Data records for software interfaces
+ + +
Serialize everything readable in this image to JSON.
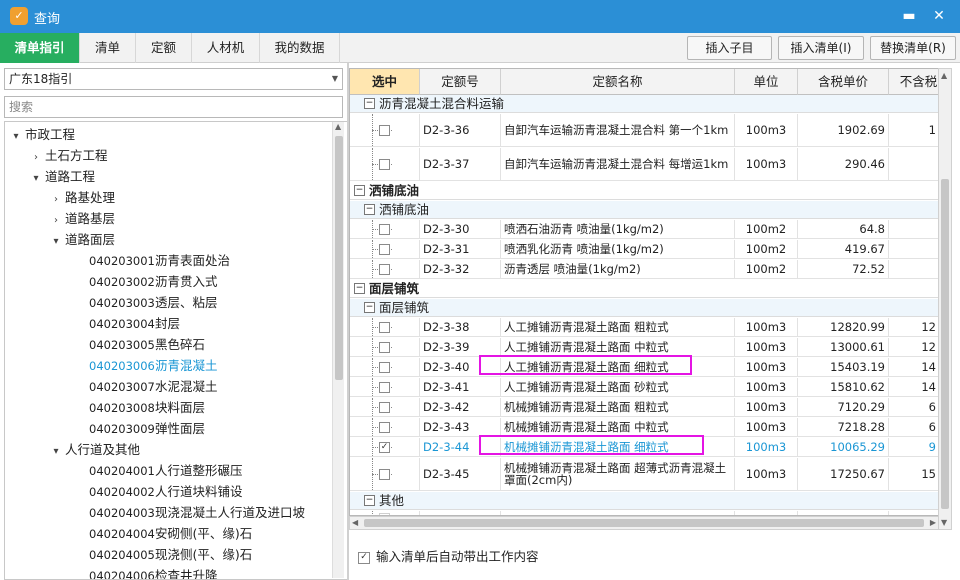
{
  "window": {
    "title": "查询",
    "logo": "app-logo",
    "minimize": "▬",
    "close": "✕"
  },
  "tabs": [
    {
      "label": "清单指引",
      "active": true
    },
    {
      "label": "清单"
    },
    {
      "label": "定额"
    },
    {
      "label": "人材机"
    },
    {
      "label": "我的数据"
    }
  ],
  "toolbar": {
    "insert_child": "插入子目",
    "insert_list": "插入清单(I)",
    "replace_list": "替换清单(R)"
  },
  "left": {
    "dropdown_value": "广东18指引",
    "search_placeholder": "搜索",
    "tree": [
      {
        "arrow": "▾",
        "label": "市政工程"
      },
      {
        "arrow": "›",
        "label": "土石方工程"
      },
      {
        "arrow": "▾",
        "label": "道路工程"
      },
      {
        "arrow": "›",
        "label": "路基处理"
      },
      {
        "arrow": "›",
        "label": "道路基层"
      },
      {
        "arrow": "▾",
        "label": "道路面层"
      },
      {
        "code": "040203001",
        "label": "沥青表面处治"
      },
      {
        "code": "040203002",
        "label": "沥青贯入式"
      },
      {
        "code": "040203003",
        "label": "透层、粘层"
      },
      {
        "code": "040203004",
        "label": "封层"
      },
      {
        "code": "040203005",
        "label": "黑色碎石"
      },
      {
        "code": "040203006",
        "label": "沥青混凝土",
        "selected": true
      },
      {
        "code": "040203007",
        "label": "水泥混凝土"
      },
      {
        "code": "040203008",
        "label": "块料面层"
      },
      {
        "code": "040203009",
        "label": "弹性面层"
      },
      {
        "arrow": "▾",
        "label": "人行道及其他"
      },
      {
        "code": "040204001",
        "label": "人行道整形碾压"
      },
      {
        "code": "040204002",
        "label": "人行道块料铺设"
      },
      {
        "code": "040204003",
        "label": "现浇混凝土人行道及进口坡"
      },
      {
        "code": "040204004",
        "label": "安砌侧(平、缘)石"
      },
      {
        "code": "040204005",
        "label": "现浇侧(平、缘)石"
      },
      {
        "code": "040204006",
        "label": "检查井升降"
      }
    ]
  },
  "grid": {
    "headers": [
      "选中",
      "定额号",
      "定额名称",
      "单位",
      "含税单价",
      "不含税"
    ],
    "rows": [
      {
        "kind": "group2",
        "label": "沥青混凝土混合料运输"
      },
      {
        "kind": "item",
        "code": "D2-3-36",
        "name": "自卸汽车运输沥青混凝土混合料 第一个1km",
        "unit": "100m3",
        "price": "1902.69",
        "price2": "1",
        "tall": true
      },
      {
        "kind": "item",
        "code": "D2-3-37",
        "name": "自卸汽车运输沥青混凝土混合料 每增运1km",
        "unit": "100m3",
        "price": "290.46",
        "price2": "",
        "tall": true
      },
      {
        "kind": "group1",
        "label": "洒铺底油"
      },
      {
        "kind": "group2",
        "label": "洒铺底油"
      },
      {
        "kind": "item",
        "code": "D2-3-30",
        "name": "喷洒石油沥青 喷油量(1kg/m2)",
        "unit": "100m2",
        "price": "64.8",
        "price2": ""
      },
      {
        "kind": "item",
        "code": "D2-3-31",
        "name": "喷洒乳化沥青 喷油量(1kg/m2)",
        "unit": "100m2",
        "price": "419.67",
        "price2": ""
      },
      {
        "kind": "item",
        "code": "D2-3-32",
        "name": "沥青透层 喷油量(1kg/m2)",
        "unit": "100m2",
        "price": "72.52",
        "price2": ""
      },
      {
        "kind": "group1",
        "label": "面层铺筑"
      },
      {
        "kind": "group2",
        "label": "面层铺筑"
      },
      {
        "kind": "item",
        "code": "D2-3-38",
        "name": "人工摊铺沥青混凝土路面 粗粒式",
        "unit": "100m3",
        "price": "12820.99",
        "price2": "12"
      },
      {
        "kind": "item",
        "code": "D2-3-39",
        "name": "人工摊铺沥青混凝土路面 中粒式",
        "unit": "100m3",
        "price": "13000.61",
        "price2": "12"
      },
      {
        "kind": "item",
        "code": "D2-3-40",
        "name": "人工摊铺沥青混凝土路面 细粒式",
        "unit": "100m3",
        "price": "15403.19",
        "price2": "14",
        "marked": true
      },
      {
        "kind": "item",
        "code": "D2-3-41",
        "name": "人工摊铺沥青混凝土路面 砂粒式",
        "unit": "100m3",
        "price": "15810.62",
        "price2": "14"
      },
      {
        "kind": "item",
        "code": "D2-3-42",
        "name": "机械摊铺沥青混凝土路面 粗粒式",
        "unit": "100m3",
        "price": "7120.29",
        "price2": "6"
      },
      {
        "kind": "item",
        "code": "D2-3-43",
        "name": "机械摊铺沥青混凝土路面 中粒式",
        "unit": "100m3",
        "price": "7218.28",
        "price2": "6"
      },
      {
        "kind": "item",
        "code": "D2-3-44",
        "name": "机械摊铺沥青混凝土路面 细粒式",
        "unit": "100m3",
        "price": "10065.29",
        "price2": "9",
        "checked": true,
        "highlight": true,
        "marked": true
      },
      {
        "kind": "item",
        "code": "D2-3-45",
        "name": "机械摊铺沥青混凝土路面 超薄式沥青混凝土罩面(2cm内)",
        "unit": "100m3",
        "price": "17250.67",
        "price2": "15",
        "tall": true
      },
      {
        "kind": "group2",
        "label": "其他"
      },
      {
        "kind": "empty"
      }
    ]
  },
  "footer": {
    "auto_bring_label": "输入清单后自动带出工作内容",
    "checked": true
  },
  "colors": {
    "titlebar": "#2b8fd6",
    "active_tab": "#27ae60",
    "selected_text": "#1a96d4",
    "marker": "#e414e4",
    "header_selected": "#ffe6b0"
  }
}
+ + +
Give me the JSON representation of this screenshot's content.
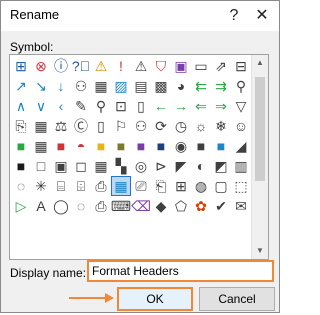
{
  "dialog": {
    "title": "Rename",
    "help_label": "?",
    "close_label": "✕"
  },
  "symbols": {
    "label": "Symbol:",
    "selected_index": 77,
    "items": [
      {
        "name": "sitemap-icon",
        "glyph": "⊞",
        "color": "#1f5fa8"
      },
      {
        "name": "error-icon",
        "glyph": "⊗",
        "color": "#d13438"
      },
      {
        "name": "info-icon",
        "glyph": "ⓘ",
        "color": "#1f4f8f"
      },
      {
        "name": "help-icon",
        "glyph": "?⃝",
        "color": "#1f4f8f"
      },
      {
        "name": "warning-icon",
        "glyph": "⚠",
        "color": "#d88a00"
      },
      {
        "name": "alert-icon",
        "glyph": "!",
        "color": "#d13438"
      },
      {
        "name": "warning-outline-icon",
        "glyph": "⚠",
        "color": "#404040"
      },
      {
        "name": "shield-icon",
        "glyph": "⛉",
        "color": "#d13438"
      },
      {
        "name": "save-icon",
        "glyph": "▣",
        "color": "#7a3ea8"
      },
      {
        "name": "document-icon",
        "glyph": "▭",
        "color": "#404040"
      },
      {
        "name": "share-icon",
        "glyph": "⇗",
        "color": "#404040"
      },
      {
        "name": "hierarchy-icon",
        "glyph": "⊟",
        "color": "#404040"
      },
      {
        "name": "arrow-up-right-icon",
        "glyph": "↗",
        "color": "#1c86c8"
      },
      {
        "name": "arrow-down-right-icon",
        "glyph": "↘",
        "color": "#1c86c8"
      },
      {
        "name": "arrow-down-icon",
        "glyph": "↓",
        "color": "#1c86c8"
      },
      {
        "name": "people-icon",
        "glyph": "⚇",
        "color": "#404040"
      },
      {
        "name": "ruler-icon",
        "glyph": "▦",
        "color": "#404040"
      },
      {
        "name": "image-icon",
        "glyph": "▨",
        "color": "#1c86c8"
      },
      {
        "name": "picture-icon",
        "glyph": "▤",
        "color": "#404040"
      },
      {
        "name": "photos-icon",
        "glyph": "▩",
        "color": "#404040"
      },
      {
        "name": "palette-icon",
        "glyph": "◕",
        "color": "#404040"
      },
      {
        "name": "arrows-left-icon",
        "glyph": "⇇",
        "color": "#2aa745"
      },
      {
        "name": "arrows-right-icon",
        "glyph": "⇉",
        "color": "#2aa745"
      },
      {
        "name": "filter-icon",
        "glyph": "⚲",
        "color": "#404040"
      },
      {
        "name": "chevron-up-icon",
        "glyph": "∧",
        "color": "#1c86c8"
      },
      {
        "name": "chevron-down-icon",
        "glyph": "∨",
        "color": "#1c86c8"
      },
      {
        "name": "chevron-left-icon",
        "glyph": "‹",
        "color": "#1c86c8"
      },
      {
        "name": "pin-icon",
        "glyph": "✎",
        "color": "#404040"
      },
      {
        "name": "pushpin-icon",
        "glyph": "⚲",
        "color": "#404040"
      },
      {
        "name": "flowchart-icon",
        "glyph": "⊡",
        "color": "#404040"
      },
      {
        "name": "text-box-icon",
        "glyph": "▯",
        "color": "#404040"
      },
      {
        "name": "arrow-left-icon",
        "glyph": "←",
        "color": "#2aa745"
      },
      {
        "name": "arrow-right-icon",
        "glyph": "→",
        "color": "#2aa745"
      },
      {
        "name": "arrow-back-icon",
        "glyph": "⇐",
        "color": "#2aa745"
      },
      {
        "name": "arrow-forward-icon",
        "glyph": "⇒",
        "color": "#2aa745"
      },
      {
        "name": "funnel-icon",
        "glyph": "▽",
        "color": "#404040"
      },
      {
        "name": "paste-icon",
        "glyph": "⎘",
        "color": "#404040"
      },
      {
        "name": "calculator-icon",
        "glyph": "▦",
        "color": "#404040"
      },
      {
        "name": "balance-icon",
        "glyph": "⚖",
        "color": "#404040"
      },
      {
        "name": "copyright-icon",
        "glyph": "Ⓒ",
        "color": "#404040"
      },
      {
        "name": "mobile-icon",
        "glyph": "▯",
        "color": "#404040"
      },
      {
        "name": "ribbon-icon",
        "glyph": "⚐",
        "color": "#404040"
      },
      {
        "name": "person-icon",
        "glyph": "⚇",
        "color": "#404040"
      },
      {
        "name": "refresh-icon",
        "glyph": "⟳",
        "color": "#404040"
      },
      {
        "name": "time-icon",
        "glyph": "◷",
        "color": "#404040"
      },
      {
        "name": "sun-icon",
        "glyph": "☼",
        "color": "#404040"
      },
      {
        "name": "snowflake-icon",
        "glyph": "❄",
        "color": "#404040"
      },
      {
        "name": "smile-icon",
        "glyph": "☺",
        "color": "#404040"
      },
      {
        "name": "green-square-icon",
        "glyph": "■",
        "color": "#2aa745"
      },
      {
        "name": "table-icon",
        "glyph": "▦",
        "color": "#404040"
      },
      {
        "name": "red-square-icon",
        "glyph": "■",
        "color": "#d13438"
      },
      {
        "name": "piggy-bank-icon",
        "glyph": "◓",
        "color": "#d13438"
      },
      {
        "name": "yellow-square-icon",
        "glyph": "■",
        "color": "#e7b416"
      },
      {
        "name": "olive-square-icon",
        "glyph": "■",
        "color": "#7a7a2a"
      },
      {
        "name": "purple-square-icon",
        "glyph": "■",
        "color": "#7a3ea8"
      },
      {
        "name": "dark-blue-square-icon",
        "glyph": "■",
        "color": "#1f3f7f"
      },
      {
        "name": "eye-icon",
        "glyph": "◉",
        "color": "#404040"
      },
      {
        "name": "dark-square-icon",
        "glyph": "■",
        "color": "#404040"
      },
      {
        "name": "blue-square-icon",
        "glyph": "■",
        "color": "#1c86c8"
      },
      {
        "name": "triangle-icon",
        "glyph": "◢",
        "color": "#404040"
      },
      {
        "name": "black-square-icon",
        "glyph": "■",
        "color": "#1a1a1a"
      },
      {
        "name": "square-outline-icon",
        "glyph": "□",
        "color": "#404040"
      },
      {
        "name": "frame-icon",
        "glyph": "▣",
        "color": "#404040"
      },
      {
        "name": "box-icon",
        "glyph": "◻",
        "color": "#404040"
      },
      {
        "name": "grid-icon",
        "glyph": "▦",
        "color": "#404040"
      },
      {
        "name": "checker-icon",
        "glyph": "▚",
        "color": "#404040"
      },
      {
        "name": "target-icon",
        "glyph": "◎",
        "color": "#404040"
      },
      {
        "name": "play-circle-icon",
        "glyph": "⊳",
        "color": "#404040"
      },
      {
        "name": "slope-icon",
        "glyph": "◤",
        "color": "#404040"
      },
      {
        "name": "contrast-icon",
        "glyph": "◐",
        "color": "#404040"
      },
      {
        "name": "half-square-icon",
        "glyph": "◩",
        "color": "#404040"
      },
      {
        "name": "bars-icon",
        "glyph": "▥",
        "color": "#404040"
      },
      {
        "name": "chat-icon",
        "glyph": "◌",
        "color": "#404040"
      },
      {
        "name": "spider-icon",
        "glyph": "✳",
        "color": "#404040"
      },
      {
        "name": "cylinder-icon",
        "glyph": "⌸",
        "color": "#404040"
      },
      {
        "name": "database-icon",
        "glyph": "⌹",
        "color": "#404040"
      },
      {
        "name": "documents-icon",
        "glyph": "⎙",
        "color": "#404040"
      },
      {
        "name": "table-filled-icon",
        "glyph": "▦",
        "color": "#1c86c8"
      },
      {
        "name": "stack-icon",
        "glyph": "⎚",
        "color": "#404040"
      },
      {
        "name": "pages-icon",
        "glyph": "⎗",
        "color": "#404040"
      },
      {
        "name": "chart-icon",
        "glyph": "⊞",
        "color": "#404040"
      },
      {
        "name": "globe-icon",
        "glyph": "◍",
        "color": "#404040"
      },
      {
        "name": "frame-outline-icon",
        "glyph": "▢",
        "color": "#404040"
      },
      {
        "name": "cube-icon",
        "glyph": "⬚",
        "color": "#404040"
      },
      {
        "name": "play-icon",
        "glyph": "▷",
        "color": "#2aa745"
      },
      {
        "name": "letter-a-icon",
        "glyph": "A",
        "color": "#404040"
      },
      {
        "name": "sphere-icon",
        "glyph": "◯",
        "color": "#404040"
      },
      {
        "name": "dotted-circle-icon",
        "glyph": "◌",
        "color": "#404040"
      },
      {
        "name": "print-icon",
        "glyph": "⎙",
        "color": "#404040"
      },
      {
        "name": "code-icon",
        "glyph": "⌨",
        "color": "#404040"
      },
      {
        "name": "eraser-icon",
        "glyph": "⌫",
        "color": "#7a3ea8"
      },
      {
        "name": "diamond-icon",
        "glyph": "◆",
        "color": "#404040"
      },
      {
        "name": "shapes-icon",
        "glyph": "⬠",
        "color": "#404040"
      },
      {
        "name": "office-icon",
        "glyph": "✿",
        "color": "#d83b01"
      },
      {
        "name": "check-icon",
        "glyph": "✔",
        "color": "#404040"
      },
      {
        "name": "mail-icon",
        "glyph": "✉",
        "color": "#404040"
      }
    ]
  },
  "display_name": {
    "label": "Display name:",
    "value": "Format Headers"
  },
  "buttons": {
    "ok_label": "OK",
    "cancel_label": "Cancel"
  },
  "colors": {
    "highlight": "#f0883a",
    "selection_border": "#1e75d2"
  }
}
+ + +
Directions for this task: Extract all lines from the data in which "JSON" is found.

Output below:
Serialize everything readable in this image to JSON.
Give me the JSON representation of this screenshot's content.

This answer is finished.